Alas, it was the university’s journalism curriculum that left so much to be desired. Instead of challenging us to work hard and hone our skills, our professors spoon-fed us worldly philosophies that sent many of us down the broad way to destruction (see Matthew 7:13-14).
For example: There is no such thing as objective truth, they said. Every report is a product of the observed and the observer, whose preconceived notions inevitably sway his interpretation of the facts. Ergo, a journalist can only report “his” truth or “her” truth, never “the” truth, because “the” truth doesn’t exist.
Another example: If you can’t see it, it doesn’t exist. That includes fairies, elves, demons and gods. In my early 20s at the time and in full rebellion against the teachings of my Christian upbringing, I gladly embraced this idea. After all, if there was no all-seeing, goody-two-shoes God to judge me, I could do whatever I pleased. Which may explain why I never bothered to ask my professors, “But what about love and hate? Selfishness and sacrifice? Courage and fear? We can’t see things like these, either, but we know they exist.”
I must have missed the lecture on critical thinking.
At any rate, that’s what universities were teaching Wannabe Reporters as far back as the 1970s. Which probably explains a lot about the current state of journalism.
But I did pick up one interesting and most likely truthful concept in college: the idea of cognitive dissonance.
Here’s a good description of the phenomenon, compliments of Encyclopedia Britannica: Cognitive dissonance is “the mental conflict that occurs when beliefs or assumptions are contradicted by new information. The unease or tension that the conflict arouses in people is relieved by one of several defensive maneuvers: they reject, explain away, or avoid the new information; persuade themselves that no conflict really exists; reconcile the differences; or resort to any other defensive means of preserving stability or order in their conceptions of the world and of themselves.”
Or maybe they simply go mad.
I think cognitive dissonance must be epidemic in the western world today. I’ve never before heard so many people trying to justify the unjustifiable in a vain attempt to squelch mental conflict.
This is what happens when we refuse to recognize an absolute standard of right and wrong and instead consult our own desires.
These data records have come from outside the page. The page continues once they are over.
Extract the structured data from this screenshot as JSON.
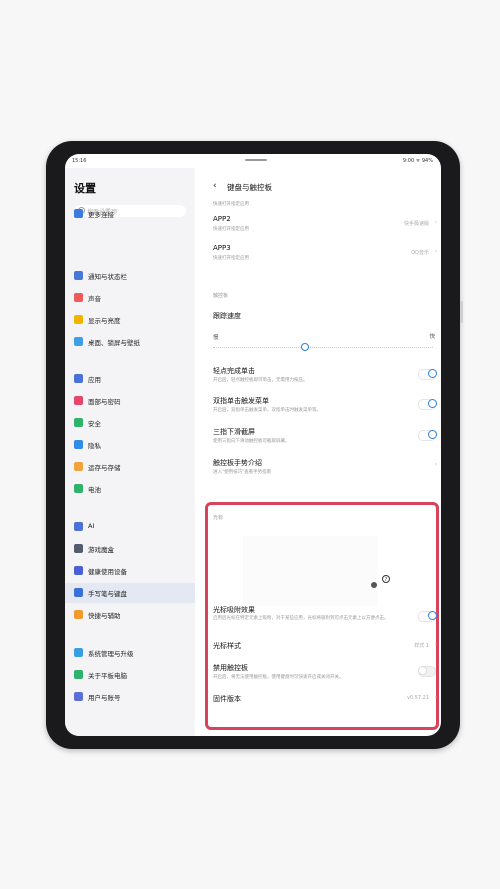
{
  "status": {
    "time": "15:16",
    "right": "9:00 ᯤ 94%"
  },
  "sidebar": {
    "title": "设置",
    "search_placeholder": "搜索设置项",
    "items": [
      {
        "label": "更多连接",
        "icon": "link-icon",
        "color": "#3a7be0"
      },
      {
        "label": "通知与状态栏",
        "icon": "notification-icon",
        "color": "#4a78d6"
      },
      {
        "label": "声音",
        "icon": "sound-icon",
        "color": "#ee5a5a"
      },
      {
        "label": "显示与亮度",
        "icon": "brightness-icon",
        "color": "#f3b400"
      },
      {
        "label": "桌面、锁屏与壁纸",
        "icon": "wallpaper-icon",
        "color": "#3f9fe6"
      },
      {
        "label": "应用",
        "icon": "apps-icon",
        "color": "#4a72d8"
      },
      {
        "label": "面部与密码",
        "icon": "face-icon",
        "color": "#e8456a"
      },
      {
        "label": "安全",
        "icon": "shield-icon",
        "color": "#2fb36b"
      },
      {
        "label": "隐私",
        "icon": "privacy-icon",
        "color": "#2e8de6"
      },
      {
        "label": "运存与存储",
        "icon": "storage-icon",
        "color": "#f2a23a"
      },
      {
        "label": "电池",
        "icon": "battery-icon",
        "color": "#2fb36b"
      },
      {
        "label": "AI",
        "icon": "ai-icon",
        "color": "#4a72d8"
      },
      {
        "label": "游戏魔盒",
        "icon": "game-icon",
        "color": "#555c6b"
      },
      {
        "label": "健康使用设备",
        "icon": "hourglass-icon",
        "color": "#4a5fd8"
      },
      {
        "label": "手写笔与键盘",
        "icon": "pen-icon",
        "color": "#3a6fd8"
      },
      {
        "label": "快捷与辅助",
        "icon": "shortcut-icon",
        "color": "#f29a2e"
      },
      {
        "label": "系统管理与升级",
        "icon": "system-icon",
        "color": "#3a9fe0"
      },
      {
        "label": "关于平板电脑",
        "icon": "info-icon",
        "color": "#2fb36b"
      },
      {
        "label": "用户与账号",
        "icon": "user-icon",
        "color": "#5a6fd8"
      }
    ]
  },
  "main": {
    "title": "键盘与触控板",
    "top_sub": "快速打开指定应用",
    "app2": {
      "title": "APP2",
      "sub": "快速打开指定应用",
      "value": "快手极速版"
    },
    "app3": {
      "title": "APP3",
      "sub": "快速打开指定应用",
      "value": "QQ音乐"
    },
    "touchpad_section": "触控板",
    "tracking": {
      "title": "跟踪速度",
      "slow": "慢",
      "fast": "快",
      "value": 0.42
    },
    "tap_click": {
      "title": "轻点完成单击",
      "sub": "开启后，轻点触控板即可单击，无需用力按压。",
      "on": true
    },
    "two_finger": {
      "title": "双指单击触发菜单",
      "sub": "开启后，双指单击触发菜单。双指单击时触发菜单等。",
      "on": true
    },
    "three_finger": {
      "title": "三指下滑截屏",
      "sub": "使用三指向下滑动触控板可截取屏幕。",
      "on": true
    },
    "gesture": {
      "title": "触控板手势介绍",
      "sub": "进入\"使用技巧\"查看手势指南"
    },
    "cursor_section": "光标",
    "cursor_snap": {
      "title": "光标吸附效果",
      "sub": "启用后光标在特定元素上吸附，对于某些应用，光标将吸附到可点击元素上以方便点击。",
      "on": true
    },
    "cursor_style": {
      "title": "光标样式",
      "value": "样式 1"
    },
    "disable_touchpad": {
      "title": "禁用触控板",
      "sub": "开启后，将无法使用触控板。使用键盘时可快速开启或关闭开关。",
      "on": false
    },
    "firmware": {
      "title": "固件版本",
      "value": "v0.57.21"
    }
  }
}
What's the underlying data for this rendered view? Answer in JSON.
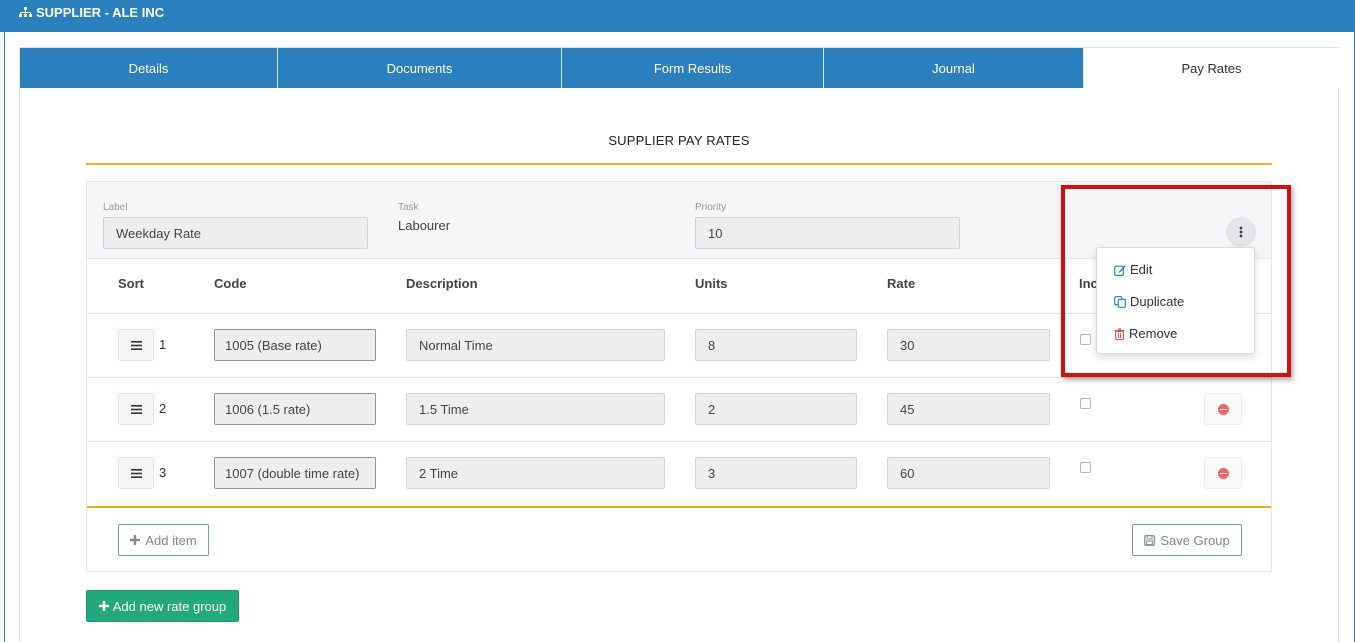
{
  "header": {
    "icon": "sitemap-icon",
    "title": "SUPPLIER - ALE INC"
  },
  "tabs": [
    {
      "label": "Details",
      "active": false
    },
    {
      "label": "Documents",
      "active": false
    },
    {
      "label": "Form Results",
      "active": false
    },
    {
      "label": "Journal",
      "active": false
    },
    {
      "label": "Pay Rates",
      "active": true
    }
  ],
  "section": {
    "title": "SUPPLIER PAY RATES"
  },
  "group": {
    "label_caption": "Label",
    "label_value": "Weekday Rate",
    "task_caption": "Task",
    "task_value": "Labourer",
    "priority_caption": "Priority",
    "priority_value": "10",
    "menu_icon": "vertical-ellipsis-icon"
  },
  "table": {
    "headers": {
      "sort": "Sort",
      "code": "Code",
      "description": "Description",
      "units": "Units",
      "rate": "Rate",
      "inc": "Inc"
    },
    "rows": [
      {
        "sort": "1",
        "code": "1005 (Base rate)",
        "description": "Normal Time",
        "units": "8",
        "rate": "30",
        "included": false
      },
      {
        "sort": "2",
        "code": "1006 (1.5 rate)",
        "description": "1.5 Time",
        "units": "2",
        "rate": "45",
        "included": false
      },
      {
        "sort": "3",
        "code": "1007 (double time rate)",
        "description": "2 Time",
        "units": "3",
        "rate": "60",
        "included": false
      }
    ]
  },
  "buttons": {
    "add_item": "Add item",
    "save_group": "Save Group",
    "add_group": "Add new rate group"
  },
  "dropdown": {
    "items": [
      {
        "label": "Edit",
        "icon": "edit-icon",
        "color": "#2b7fbc"
      },
      {
        "label": "Duplicate",
        "icon": "copy-icon",
        "color": "#2b7fbc"
      },
      {
        "label": "Remove",
        "icon": "trash-icon",
        "color": "#d9534f"
      }
    ]
  },
  "colors": {
    "brand": "#2b7fbc",
    "accent": "#f0ad1f",
    "success": "#22a87b",
    "highlight": "#d40f12"
  }
}
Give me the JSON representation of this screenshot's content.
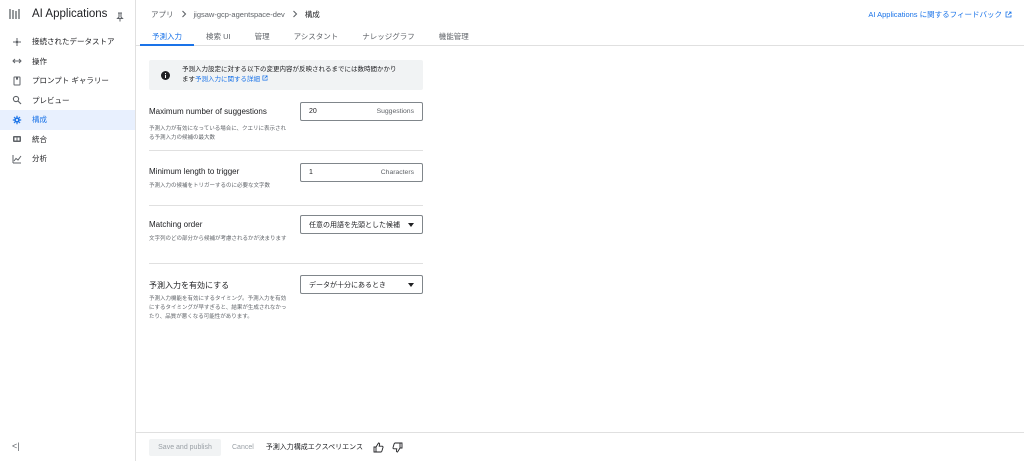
{
  "app": {
    "title": "AI Applications"
  },
  "sidebar": {
    "items": [
      {
        "label": "接続されたデータストア",
        "icon": "connect-icon"
      },
      {
        "label": "操作",
        "icon": "arrows-icon"
      },
      {
        "label": "プロンプト ギャラリー",
        "icon": "gallery-icon"
      },
      {
        "label": "プレビュー",
        "icon": "search-icon"
      },
      {
        "label": "構成",
        "icon": "gear-icon"
      },
      {
        "label": "統合",
        "icon": "integration-icon"
      },
      {
        "label": "分析",
        "icon": "chart-icon"
      }
    ],
    "active_index": 4,
    "collapse_glyph": "<|"
  },
  "breadcrumb": {
    "items": [
      "アプリ",
      "jigsaw-gcp-agentspace-dev",
      "構成"
    ]
  },
  "header": {
    "feedback": "AI Applications に関するフィードバック"
  },
  "tabs": [
    "予測入力",
    "検索 UI",
    "管理",
    "アシスタント",
    "ナレッジグラフ",
    "機能管理"
  ],
  "banner": {
    "text_line1": "予測入力設定に対する以下の変更内容が反映されるまでには数時間かかり",
    "text_prefix": "ます",
    "link": "予測入力に関する詳細"
  },
  "settings": [
    {
      "title": "Maximum number of suggestions",
      "description": "予測入力が有効になっている場合に、クエリに表示される予測入力の候補の最大数",
      "value": "20",
      "suffix": "Suggestions"
    },
    {
      "title": "Minimum length to trigger",
      "description": "予測入力の候補をトリガーするのに必要な文字数",
      "value": "1",
      "suffix": "Characters"
    },
    {
      "title": "Matching order",
      "description": "文字列のどの部分から候補が考慮されるかが決まります",
      "value": "任意の用語を先頭とした候補"
    },
    {
      "title": "予測入力を有効にする",
      "description": "予測入力機能を有効にするタイミング。予測入力を有効にするタイミングが早すぎると、結果が生成されなかったり、品質が悪くなる可能性があります。",
      "value": "データが十分にあるとき"
    }
  ],
  "footer": {
    "save": "Save and publish",
    "cancel": "Cancel",
    "experience_label": "予測入力構成エクスペリエンス"
  },
  "colors": {
    "accent": "#1a73e8",
    "active_bg": "#e8f0fe",
    "banner_bg": "#f1f3f4"
  }
}
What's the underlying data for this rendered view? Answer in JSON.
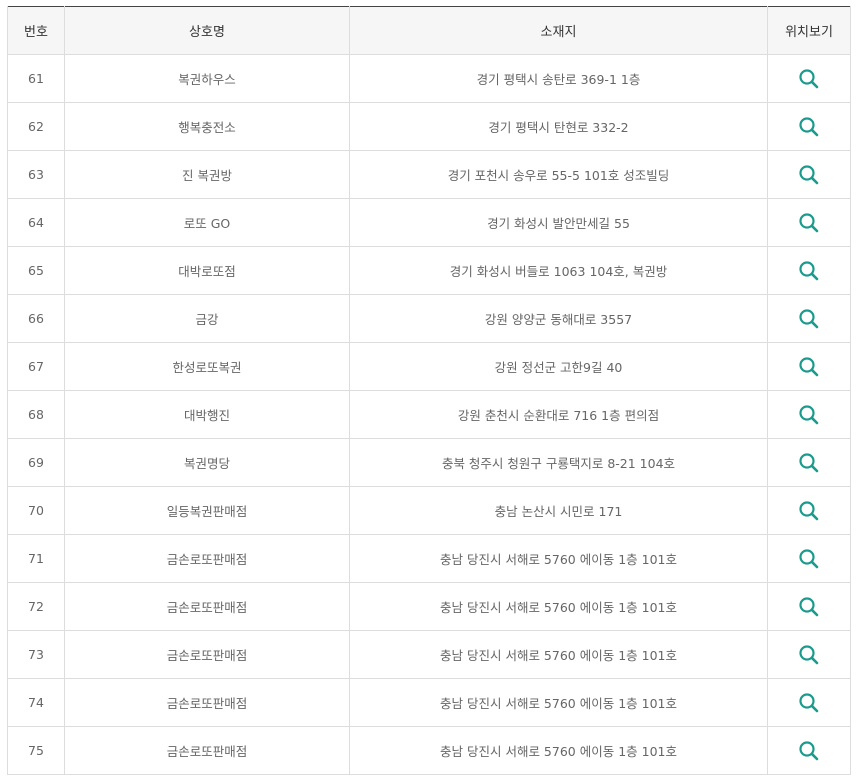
{
  "table": {
    "headers": {
      "number": "번호",
      "name": "상호명",
      "address": "소재지",
      "location": "위치보기"
    },
    "accent_color": "#1a9a8c",
    "location_icon": "search-icon",
    "rows": [
      {
        "number": "61",
        "name": "복권하우스",
        "address": "경기 평택시 송탄로 369-1 1층"
      },
      {
        "number": "62",
        "name": "행복충전소",
        "address": "경기 평택시 탄현로 332-2"
      },
      {
        "number": "63",
        "name": "진 복권방",
        "address": "경기 포천시 송우로 55-5 101호 성조빌딩"
      },
      {
        "number": "64",
        "name": "로또 GO",
        "address": "경기 화성시 발안만세길 55"
      },
      {
        "number": "65",
        "name": "대박로또점",
        "address": "경기 화성시 버들로 1063 104호, 복권방"
      },
      {
        "number": "66",
        "name": "금강",
        "address": "강원 양양군 동해대로 3557"
      },
      {
        "number": "67",
        "name": "한성로또복권",
        "address": "강원 정선군 고한9길 40"
      },
      {
        "number": "68",
        "name": "대박행진",
        "address": "강원 춘천시 순환대로 716 1층 편의점"
      },
      {
        "number": "69",
        "name": "복권명당",
        "address": "충북 청주시 청원구 구룡택지로 8-21 104호"
      },
      {
        "number": "70",
        "name": "일등복권판매점",
        "address": "충남 논산시 시민로 171"
      },
      {
        "number": "71",
        "name": "금손로또판매점",
        "address": "충남 당진시 서해로 5760 에이동 1층 101호"
      },
      {
        "number": "72",
        "name": "금손로또판매점",
        "address": "충남 당진시 서해로 5760 에이동 1층 101호"
      },
      {
        "number": "73",
        "name": "금손로또판매점",
        "address": "충남 당진시 서해로 5760 에이동 1층 101호"
      },
      {
        "number": "74",
        "name": "금손로또판매점",
        "address": "충남 당진시 서해로 5760 에이동 1층 101호"
      },
      {
        "number": "75",
        "name": "금손로또판매점",
        "address": "충남 당진시 서해로 5760 에이동 1층 101호"
      }
    ]
  }
}
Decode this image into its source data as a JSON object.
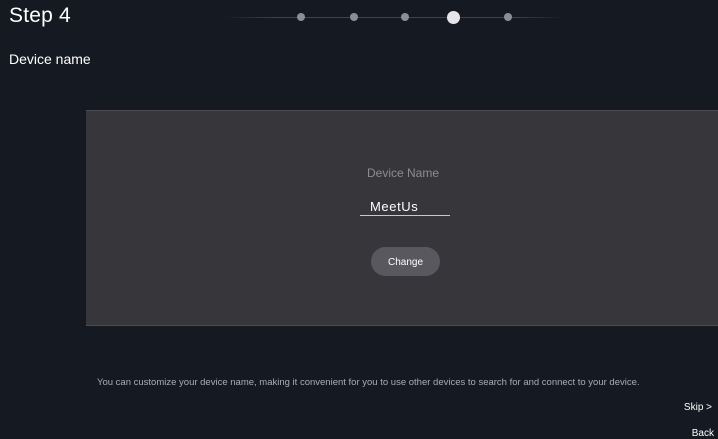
{
  "header": {
    "step_title": "Step 4",
    "subtitle": "Device name",
    "current_step": 4,
    "total_steps": 5
  },
  "panel": {
    "field_label": "Device Name",
    "device_name_value": "MeetUs",
    "change_label": "Change"
  },
  "footer": {
    "description": "You can customize your device name, making it convenient for you to use other devices to search for and connect to your device.",
    "skip_label": "Skip >",
    "back_label": "Back"
  },
  "colors": {
    "background": "#151a22",
    "panel": "#37363b",
    "button": "#59585e",
    "active_dot": "#e6e6ea",
    "inactive_dot": "#8a8f96"
  }
}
The Bible describes it as doing what seems right in our own eyes. Often, the result is cognitive dissonance – at least at first, until our hearts become so hardened that we are able to bury such conflict under mountains of excuses and distractions.
Happily, there is a worldview that eliminates this problem, requiring absolutely no mental gymnastics to ensure peace under any circumstances. That worldview is biblical Christianity.
Biblical Christianity makes it easy to know which path to follow in any situation. There’s no need for guesswork; God has provided us with all the answers in His word.
“It’s in the Book,” my friend Pam has been known to say. “If you want to know what’s right, just look in the Book!”
Does your boss want you to fudge your hours in order to pad a client’s bill? “You shall not bear false witness” (Exodus 20:16). Are you tempted to cheat on your taxes? “Render to Caesar the things which are Caesar’s” (Mark 12:17). Feeling unhappy with your neighbor for pointing out, quite rightly, that your lawn could use a good mowing? “Whoever is angry with his brother without a cause shall be in danger of the judgment” (Matthew 5:22).
And so on. I don’t imagine there’s an issue in this world that the Bible will not resolve for us, if we can only be bothered to study and follow its advice.
Christianity doesn’t protect us from life’s problems. But it sure does put an end to cognitive dissonance. I’m grateful to my alma mater for alerting me to this phenomenon, and to the Lord for wiping it out of His children’s lives.